Indianapolis Museum of Art
Front entrance to the museum
The Clowes Pavilion in the Indianapolis Museum of Art
Love sculpture outside the museum
Backstory and Context
History of the Indianapolis Museum of Art
In the summer of 1883, well-known suffragist May Wright Sewell and her husband, Theodore, as well as 17 other art-minded locals in Indianapolis, formed the Art Association of Indianapolis. The culmination of this group didn’t come out of the blue, however, as May Wright Sewell and Theodore were prominent reformers dedicated to bettering education, women’s rights, and world peace, and they were the original founders of the Girls' Classical School in Indianapolis the year before.
By November of 1883, after months of hard work contacting and organizing local and nationally renowned artists, the Art Association of Indianapolis held a large exhibition in the English Hotel in downtown Indianapolis. The exhibition featured 453 works from 137 artists, and the community’s response to the exhibition was nothing less than inspiring for the Association. May and the other founders drafted the Association’s mission statement afterwards.
Also, based off this success, the Indianapolis community established the Association as a respected factor on the cultural scene, which ultimately led to more exhibitions as well as lectures. The increase in membership and the growth of its collection led Indianapolis real estate investor, John Herron, to donate $225,000 from his estate with the goal of establishing a permanent art gallery and school.

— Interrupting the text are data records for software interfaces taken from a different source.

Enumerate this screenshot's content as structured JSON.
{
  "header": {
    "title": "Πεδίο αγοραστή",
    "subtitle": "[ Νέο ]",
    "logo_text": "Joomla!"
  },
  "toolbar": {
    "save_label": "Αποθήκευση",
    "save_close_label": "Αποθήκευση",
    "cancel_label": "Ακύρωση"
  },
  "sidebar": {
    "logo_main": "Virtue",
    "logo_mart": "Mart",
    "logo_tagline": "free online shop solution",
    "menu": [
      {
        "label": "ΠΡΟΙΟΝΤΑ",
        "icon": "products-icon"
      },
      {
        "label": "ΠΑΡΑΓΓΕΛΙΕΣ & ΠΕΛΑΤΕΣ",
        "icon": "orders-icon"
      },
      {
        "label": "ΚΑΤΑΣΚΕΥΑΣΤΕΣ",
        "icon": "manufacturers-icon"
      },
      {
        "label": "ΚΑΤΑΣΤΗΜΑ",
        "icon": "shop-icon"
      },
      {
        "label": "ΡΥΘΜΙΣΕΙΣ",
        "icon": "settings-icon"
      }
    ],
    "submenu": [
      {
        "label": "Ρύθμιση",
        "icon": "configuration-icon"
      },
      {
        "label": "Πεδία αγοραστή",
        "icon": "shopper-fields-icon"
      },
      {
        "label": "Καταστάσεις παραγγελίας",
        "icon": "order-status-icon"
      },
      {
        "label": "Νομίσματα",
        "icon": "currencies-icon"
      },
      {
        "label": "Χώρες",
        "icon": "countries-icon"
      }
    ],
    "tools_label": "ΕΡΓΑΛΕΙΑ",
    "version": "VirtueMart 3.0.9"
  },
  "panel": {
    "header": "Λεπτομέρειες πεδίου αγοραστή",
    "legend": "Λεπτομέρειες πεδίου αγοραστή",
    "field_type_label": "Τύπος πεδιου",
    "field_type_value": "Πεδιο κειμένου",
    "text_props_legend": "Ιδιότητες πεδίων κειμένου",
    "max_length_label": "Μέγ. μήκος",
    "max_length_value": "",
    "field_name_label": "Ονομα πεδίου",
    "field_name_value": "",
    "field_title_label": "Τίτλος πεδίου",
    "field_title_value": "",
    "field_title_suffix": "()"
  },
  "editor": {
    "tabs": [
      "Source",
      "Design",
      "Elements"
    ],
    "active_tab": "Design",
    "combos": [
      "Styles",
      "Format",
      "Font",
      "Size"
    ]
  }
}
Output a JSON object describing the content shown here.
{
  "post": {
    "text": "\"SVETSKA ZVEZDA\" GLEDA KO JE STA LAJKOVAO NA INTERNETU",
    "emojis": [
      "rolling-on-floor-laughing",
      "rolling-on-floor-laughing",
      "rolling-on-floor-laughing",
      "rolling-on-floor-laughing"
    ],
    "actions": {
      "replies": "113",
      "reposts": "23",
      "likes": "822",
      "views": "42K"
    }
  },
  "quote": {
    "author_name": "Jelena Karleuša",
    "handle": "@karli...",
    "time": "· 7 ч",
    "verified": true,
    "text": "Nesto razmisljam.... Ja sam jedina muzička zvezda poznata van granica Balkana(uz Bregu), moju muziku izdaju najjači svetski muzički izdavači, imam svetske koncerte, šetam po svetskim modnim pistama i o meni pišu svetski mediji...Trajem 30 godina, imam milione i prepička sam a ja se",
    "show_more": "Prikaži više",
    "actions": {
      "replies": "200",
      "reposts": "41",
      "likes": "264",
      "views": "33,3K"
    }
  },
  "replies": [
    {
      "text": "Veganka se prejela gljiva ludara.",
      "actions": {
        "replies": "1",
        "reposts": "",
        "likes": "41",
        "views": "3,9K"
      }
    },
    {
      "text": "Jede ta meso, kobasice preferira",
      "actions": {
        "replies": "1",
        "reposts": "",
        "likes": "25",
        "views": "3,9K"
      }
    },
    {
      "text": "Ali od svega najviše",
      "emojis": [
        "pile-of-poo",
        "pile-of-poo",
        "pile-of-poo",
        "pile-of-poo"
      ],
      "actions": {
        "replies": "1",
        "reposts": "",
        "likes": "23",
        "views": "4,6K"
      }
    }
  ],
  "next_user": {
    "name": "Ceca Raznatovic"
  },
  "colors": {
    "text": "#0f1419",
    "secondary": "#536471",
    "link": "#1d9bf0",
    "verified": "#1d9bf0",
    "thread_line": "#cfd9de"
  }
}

The John Herron Art Institute then opened in a temporary home in 1902, and in 1906, the Institute opened in a permanent location designed by renowned architect, Arthur Bohn of Vonnegut & Bohn. Two years later, the art school opened, and throughout the 20th century, many prominent exhibitions featuring the works of Augustus Saint-Gaudens, Rembrandt, Matisse, Vermeer, and many others drew great esteem to the institute throughout the larger region.
By 1969, the institute changed its name to the Indianapolis Museum of Art, and its collection continued to expand to African and Asian works, most notably the Chinese ceramics and scrolls and folding screens from the Edo period.1
Robinson, Anne P.; S.L. Berry (2008). Every Way Possible: 125 Years of the Indianapolis Museum of Art. Indianapolis Museum of Art.